ZFIN ID: ZDB-PUB-030211-14
Translocation of CaM kinase II to synaptic sites in vivo
Gleason, M.R., Higashijima, S.I., Dallman, J., Liu, K., Mandel, G., and Fetcho, J.R.
Date: 2003
Source: Nature Neuroscience   6(3): 217-218 (Journal)
Registered Authors: Fetcho, Joseph R., Higashijima, Shin-ichi, Liu, Katharine S.
Keywords: none
MeSH Terms:
  • Animals
  • Bacterial Proteins/genetics
  • Calcium-Calmodulin-Dependent Protein Kinase Type 2
  • Calcium-Calmodulin-Dependent Protein Kinases/metabolism*
  • ELAV Proteins
  • ELAV-Like Protein 3
  • Electric Stimulation
  • Fluorescent Dyes
  • Glutamic Acid/pharmacology
  • Glycine/pharmacology
  • Green Fluorescent Proteins
  • Interneurons/drug effects
  • Interneurons/metabolism
  • Luminescent Proteins/genetics
  • Microinjections
  • Nerve Tissue Proteins/genetics
  • Neuronal Plasticity/physiology
  • Promoter Regions, Genetic
  • Protein Transport/drug effects
  • Protein Transport/physiology
  • RNA-Binding Proteins/genetics
  • Receptors, N-Methyl-D-Aspartate/metabolism
  • Recombinant Fusion Proteins/genetics
  • Recombinant Fusion Proteins/metabolism
  • Skin/innervation
  • Synapses/metabolism*
  • Synaptic Transmission/physiology
  • Video Recording
  • Zebrafish
  • Zebrafish Proteins*
PubMed: 12563265 Full text @ Nat. Neurosci.
The idea that calcium/calmodulin-dependent protein kinase II (CaMKII) is strategically localized to excitatory synapses to exert its important role in long-term potentiation and other forms of neuronal plasticity is supported by the binding of CaMKII to isolated postsynaptic densities (PSD) in biochemical assays and by the finding in cultured neurons that PSD clusters of green fluorescent protein (GFP)-tagged CaMKII form in response to glutamate application or direct electrical stimulation.

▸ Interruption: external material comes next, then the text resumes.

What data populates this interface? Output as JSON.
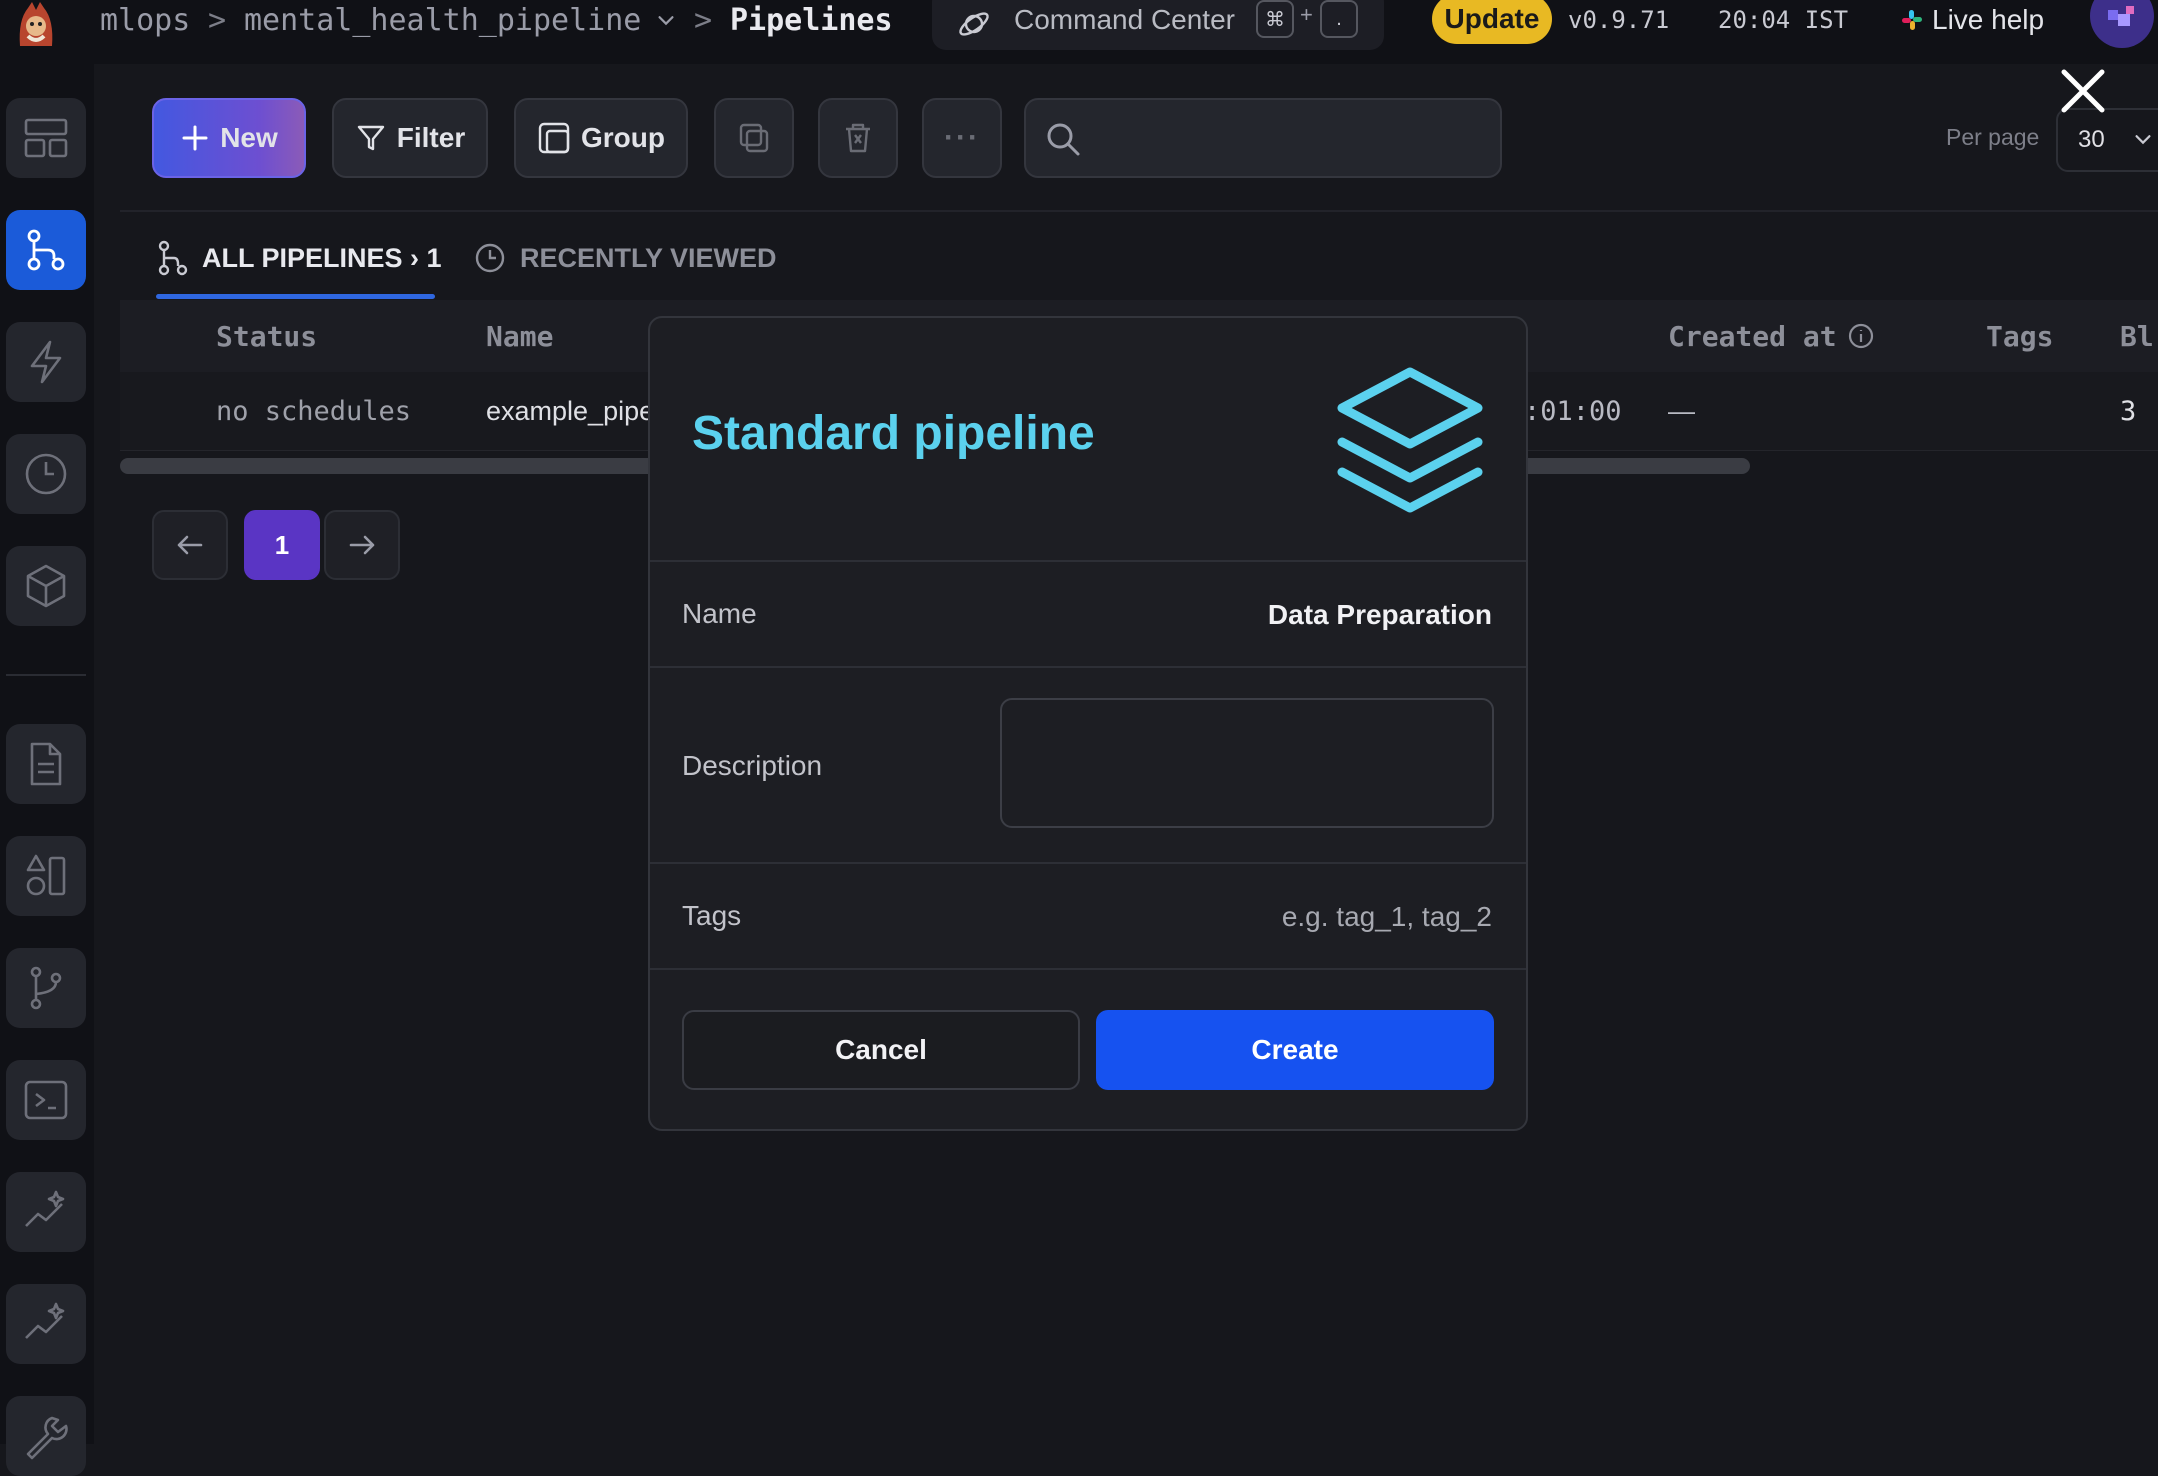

The observation that CaMKII also forms large clusters in response to ischemic insults, however, questions the physiological relevance of such translocations. Here we show that in intact zebrafish, repeated sensory stimulation resulted in reproducible and reversible translocation of GFP-CaMKII to the PSD in an identified interneuron in a sensorimotor circuit.